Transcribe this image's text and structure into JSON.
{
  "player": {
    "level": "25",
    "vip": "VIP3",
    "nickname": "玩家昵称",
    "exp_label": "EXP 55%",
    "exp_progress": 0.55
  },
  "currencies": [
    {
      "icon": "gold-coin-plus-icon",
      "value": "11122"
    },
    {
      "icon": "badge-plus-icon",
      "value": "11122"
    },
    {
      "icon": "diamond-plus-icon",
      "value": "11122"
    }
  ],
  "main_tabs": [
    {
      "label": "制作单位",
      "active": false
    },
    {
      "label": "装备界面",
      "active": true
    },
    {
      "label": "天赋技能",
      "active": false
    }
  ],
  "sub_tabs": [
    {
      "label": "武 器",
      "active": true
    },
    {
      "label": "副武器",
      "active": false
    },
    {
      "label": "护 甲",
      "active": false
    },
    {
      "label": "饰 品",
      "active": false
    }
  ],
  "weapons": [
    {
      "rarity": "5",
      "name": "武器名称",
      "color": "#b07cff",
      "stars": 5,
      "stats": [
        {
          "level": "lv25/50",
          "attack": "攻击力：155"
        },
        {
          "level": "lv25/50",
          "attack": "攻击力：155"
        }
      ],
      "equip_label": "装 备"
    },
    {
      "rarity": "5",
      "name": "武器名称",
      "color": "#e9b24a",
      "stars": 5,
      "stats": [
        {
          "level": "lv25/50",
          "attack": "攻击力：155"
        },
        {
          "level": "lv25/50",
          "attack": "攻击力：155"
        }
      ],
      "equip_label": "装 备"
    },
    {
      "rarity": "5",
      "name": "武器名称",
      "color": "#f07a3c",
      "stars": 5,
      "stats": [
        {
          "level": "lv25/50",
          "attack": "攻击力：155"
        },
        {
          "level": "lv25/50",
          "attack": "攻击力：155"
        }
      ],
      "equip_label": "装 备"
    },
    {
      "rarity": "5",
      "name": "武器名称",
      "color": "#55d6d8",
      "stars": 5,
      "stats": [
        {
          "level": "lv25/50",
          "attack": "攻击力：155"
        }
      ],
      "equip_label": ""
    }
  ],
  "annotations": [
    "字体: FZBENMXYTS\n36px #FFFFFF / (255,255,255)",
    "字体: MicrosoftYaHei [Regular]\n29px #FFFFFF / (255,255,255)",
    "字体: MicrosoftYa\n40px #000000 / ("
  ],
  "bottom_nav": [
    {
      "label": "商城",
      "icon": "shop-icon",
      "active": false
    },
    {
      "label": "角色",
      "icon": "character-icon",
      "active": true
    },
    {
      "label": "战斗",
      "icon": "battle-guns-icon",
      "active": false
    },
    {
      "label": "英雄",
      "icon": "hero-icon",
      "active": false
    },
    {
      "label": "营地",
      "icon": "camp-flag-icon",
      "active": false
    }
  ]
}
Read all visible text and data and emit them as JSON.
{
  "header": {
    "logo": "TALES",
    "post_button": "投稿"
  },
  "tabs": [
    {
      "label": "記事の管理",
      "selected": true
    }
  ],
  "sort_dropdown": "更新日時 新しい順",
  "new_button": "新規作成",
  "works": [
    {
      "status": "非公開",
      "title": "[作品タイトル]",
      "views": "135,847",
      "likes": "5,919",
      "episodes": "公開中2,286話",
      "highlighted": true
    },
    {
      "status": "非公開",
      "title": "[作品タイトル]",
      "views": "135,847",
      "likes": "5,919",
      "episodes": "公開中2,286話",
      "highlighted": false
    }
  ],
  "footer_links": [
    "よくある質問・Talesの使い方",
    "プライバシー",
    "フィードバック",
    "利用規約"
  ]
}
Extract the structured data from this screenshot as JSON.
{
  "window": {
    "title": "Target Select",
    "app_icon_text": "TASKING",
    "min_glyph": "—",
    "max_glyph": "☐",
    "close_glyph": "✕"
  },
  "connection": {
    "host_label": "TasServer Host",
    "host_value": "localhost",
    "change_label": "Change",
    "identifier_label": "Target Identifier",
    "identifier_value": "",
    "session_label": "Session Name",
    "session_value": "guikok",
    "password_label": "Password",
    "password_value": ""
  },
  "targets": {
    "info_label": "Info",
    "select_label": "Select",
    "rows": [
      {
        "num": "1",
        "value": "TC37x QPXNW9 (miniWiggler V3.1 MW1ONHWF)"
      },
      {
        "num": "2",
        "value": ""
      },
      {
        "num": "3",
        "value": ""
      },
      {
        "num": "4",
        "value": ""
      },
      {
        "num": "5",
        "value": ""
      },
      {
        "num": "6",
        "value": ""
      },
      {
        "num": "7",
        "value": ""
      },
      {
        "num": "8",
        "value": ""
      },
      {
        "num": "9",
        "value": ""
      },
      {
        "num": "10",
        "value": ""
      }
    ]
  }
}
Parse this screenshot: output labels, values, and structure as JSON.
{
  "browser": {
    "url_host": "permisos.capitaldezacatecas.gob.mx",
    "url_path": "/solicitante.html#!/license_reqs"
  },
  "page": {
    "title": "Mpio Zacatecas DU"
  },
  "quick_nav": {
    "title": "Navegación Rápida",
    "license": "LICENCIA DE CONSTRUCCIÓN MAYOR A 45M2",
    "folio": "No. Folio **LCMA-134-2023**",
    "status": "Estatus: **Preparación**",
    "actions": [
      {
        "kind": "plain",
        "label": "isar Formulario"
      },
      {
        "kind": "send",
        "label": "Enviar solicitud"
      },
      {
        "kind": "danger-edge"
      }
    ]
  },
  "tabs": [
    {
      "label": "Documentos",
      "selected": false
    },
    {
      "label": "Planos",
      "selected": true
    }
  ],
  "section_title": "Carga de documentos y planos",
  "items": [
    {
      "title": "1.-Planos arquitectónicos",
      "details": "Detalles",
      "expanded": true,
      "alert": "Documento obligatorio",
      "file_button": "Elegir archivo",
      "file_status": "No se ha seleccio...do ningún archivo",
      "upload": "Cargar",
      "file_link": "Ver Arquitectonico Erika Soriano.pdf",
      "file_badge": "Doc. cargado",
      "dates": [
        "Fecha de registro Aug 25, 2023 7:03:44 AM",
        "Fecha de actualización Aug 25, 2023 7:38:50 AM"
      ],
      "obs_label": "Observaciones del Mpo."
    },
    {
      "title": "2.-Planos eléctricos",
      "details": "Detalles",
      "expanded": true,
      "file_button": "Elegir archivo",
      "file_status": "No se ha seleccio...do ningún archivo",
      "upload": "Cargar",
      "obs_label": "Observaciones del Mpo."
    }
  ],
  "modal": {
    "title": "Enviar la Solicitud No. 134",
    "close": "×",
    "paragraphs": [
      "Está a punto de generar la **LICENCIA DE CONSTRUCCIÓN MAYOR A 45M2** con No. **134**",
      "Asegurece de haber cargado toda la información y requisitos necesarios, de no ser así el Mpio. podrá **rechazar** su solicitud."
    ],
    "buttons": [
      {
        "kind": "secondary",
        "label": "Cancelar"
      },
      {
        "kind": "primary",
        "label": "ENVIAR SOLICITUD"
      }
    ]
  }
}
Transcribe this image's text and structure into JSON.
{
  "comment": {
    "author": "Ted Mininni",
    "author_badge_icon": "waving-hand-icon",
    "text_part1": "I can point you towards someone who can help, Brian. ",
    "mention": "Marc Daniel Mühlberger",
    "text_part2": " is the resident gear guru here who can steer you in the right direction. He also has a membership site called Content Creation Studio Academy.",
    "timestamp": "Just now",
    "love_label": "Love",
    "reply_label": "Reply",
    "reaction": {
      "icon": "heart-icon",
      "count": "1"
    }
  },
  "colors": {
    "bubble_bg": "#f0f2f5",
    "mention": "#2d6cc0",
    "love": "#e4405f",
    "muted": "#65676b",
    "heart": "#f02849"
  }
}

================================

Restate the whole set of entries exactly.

TASK RESULT.
Transcribe this image's text and structure into JSON.
{
  "player": {
    "level": "25",
    "vip": "VIP3",
    "nickname": "玩家昵称",
    "exp_label": "EXP 55%",
    "exp_progress": 0.55
  },
  "currencies": [
    {
      "icon": "gold-coin-plus-icon",
      "value": "11122"
    },
    {
      "icon": "badge-plus-icon",
      "value": "11122"
    },
    {
      "icon": "diamond-plus-icon",
      "value": "11122"
    }
  ],
  "main_tabs": [
    {
      "label": "制作单位",
      "active": false
    },
    {
      "label": "装备界面",
      "active": true
    },
    {
      "label": "天赋技能",
      "active": false
    }
  ],
  "sub_tabs": [
    {
      "label": "武 器",
      "active": true
    },
    {
      "label": "副武器",
      "active": false
    },
    {
      "label": "护 甲",
      "active": false
    },
    {
      "label": "饰 品",
      "active": false
    }
  ],
  "weapons": [
    {
      "rarity": "5",
      "name": "武器名称",
      "color": "#b07cff",
      "stars": 5,
      "stats": [
        {
          "level": "lv25/50",
          "attack": "攻击力：155"
        },
        {
          "level": "lv25/50",
          "attack": "攻击力：155"
        }
      ],
      "equip_label": "装 备"
    },
    {
      "rarity": "5",
      "name": "武器名称",
      "color": "#e9b24a",
      "stars": 5,
      "stats": [
        {
          "level": "lv25/50",
          "attack": "攻击力：155"
        },
        {
          "level": "lv25/50",
          "attack": "攻击力：155"
        }
      ],
      "equip_label": "装 备"
    },
    {
      "rarity": "5",
      "name": "武器名称",
      "color": "#f07a3c",
      "stars": 5,
      "stats": [
        {
          "level": "lv25/50",
          "attack": "攻击力：155"
        },
        {
          "level": "lv25/50",
          "attack": "攻击力：155"
        }
      ],
      "equip_label": "装 备"
    },
    {
      "rarity": "5",
      "name": "武器名称",
      "color": "#55d6d8",
      "stars": 5,
      "stats": [
        {
          "level": "lv25/50",
          "attack": "攻击力：155"
        }
      ],
      "equip_label": ""
    }
  ],
  "annotations": [
    "字体: FZBENMXYTS\n36px #FFFFFF / (255,255,255)",
    "字体: MicrosoftYaHei [Regular]\n29px #FFFFFF / (255,255,255)",
    "字体: MicrosoftYa\n40px #000000 / ("
  ],
  "bottom_nav": [
    {
      "label": "商城",
      "icon": "shop-icon",
      "active": false
    },
    {
      "label": "角色",
      "icon": "character-icon",
      "active": true
    },
    {
      "label": "战斗",
      "icon": "battle-guns-icon",
      "active": false
    },
    {
      "label": "英雄",
      "icon": "hero-icon",
      "active": false
    },
    {
      "label": "营地",
      "icon": "camp-flag-icon",
      "active": false
    }
  ]
}
Read all visible text and data and emit them as JSON.
{
  "header": {
    "logo": "TALES",
    "post_button": "投稿"
  },
  "tabs": [
    {
      "label": "記事の管理",
      "selected": true
    }
  ],
  "sort_dropdown": "更新日時 新しい順",
  "new_button": "新規作成",
  "works": [
    {
      "status": "非公開",
      "title": "[作品タイトル]",
      "views": "135,847",
      "likes": "5,919",
      "episodes": "公開中2,286話",
      "highlighted": true
    },
    {
      "status": "非公開",
      "title": "[作品タイトル]",
      "views": "135,847",
      "likes": "5,919",
      "episodes": "公開中2,286話",
      "highlighted": false
    }
  ],
  "footer_links": [
    "よくある質問・Talesの使い方",
    "プライバシー",
    "フィードバック",
    "利用規約"
  ]
}
Extract the structured data from this screenshot as JSON.
{
  "window": {
    "title": "Target Select",
    "app_icon_text": "TASKING",
    "min_glyph": "—",
    "max_glyph": "☐",
    "close_glyph": "✕"
  },
  "connection": {
    "host_label": "TasServer Host",
    "host_value": "localhost",
    "change_label": "Change",
    "identifier_label": "Target Identifier",
    "identifier_value": "",
    "session_label": "Session Name",
    "session_value": "guikok",
    "password_label": "Password",
    "password_value": ""
  },
  "targets": {
    "info_label": "Info",
    "select_label": "Select",
    "rows": [
      {
        "num": "1",
        "value": "TC37x QPXNW9 (miniWiggler V3.1 MW1ONHWF)"
      },
      {
        "num": "2",
        "value": ""
      },
      {
        "num": "3",
        "value": ""
      },
      {
        "num": "4",
        "value": ""
      },
      {
        "num": "5",
        "value": ""
      },
      {
        "num": "6",
        "value": ""
      },
      {
        "num": "7",
        "value": ""
      },
      {
        "num": "8",
        "value": ""
      },
      {
        "num": "9",
        "value": ""
      },
      {
        "num": "10",
        "value": ""
      }
    ]
  }
}
Parse this screenshot: output labels, values, and structure as JSON.
{
  "browser": {
    "url_host": "permisos.capitaldezacatecas.gob.mx",
    "url_path": "/solicitante.html#!/license_reqs"
  },
  "page": {
    "title": "Mpio Zacatecas DU"
  },
  "quick_nav": {
    "title": "Navegación Rápida",
    "license": "LICENCIA DE CONSTRUCCIÓN MAYOR A 45M2",
    "folio": "No. Folio **LCMA-134-2023**",
    "status": "Estatus: **Preparación**",
    "actions": [
      {
        "kind": "plain",
        "label": "isar Formulario"
      },
      {
        "kind": "send",
        "label": "Enviar solicitud"
      },
      {
        "kind": "danger-edge"
      }
    ]
  },
  "tabs": [
    {
      "label": "Documentos",
      "selected": false
    },
    {
      "label": "Planos",
      "selected": true
    }
  ],
  "section_title": "Carga de documentos y planos",
  "items": [
    {
      "title": "1.-Planos arquitectónicos",
      "details": "Detalles",
      "expanded": true,
      "alert": "Documento obligatorio",
      "file_button": "Elegir archivo",
      "file_status": "No se ha seleccio...do ningún archivo",
      "upload": "Cargar",
      "file_link": "Ver Arquitectonico Erika Soriano.pdf",
      "file_badge": "Doc. cargado",
      "dates": [
        "Fecha de registro Aug 25, 2023 7:03:44 AM",
        "Fecha de actualización Aug 25, 2023 7:38:50 AM"
      ],
      "obs_label": "Observaciones del Mpo."
    },
    {
      "title": "2.-Planos eléctricos",
      "details": "Detalles",
      "expanded": true,
      "file_button": "Elegir archivo",
      "file_status": "No se ha seleccio...do ningún archivo",
      "upload": "Cargar",
      "obs_label": "Observaciones del Mpo."
    }
  ],
  "modal": {
    "title": "Enviar la Solicitud No. 134",
    "close": "×",
    "paragraphs": [
      "Está a punto de generar la **LICENCIA DE CONSTRUCCIÓN MAYOR A 45M2** con No. **134**",
      "Asegurece de haber cargado toda la información y requisitos necesarios, de no ser así el Mpio. podrá **rechazar** su solicitud."
    ],
    "buttons": [
      {
        "kind": "secondary",
        "label": "Cancelar"
      },
      {
        "kind": "primary",
        "label": "ENVIAR SOLICITUD"
      }
    ]
  }
}
Transcribe this image's text and structure into JSON.
{
  "comment": {
    "author": "Ted Mininni",
    "author_badge_icon": "waving-hand-icon",
    "text_part1": "I can point you towards someone who can help, Brian. ",
    "mention": "Marc Daniel Mühlberger",
    "text_part2": " is the resident gear guru here who can steer you in the right direction. He also has a membership site called Content Creation Studio Academy.",
    "timestamp": "Just now",
    "love_label": "Love",
    "reply_label": "Reply",
    "reaction": {
      "icon": "heart-icon",
      "count": "1"
    }
  },
  "colors": {
    "bubble_bg": "#f0f2f5",
    "mention": "#2d6cc0",
    "love": "#e4405f",
    "muted": "#65676b",
    "heart": "#f02849"
  }
}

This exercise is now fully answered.